Task goal :: Search term "title": copy each line of the data containing it.

*** Task material ***

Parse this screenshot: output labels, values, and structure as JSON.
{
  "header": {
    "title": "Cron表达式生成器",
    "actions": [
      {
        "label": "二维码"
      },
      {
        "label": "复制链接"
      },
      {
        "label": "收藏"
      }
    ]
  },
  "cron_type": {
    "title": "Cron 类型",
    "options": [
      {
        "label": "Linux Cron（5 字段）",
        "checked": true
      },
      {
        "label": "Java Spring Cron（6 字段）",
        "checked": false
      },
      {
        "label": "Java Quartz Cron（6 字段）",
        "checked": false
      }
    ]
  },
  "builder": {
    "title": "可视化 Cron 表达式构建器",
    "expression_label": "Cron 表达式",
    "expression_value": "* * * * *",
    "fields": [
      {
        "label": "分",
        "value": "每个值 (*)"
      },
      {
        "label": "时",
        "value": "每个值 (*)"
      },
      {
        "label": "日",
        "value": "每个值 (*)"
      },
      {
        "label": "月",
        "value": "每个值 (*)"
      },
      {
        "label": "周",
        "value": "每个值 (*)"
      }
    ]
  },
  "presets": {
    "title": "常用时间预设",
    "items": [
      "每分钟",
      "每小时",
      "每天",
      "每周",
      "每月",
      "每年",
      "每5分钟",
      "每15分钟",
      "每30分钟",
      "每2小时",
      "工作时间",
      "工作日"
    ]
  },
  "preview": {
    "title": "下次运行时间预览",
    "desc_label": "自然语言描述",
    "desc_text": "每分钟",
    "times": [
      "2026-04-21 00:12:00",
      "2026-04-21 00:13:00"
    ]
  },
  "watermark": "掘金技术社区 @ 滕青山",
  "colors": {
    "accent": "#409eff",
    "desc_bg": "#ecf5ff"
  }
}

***

Final answer ::
    "title": "Cron表达式生成器",
    "title": "Cron 类型",
    "title": "可视化 Cron 表达式构建器",
    "title": "常用时间预设",
    "title": "下次运行时间预览",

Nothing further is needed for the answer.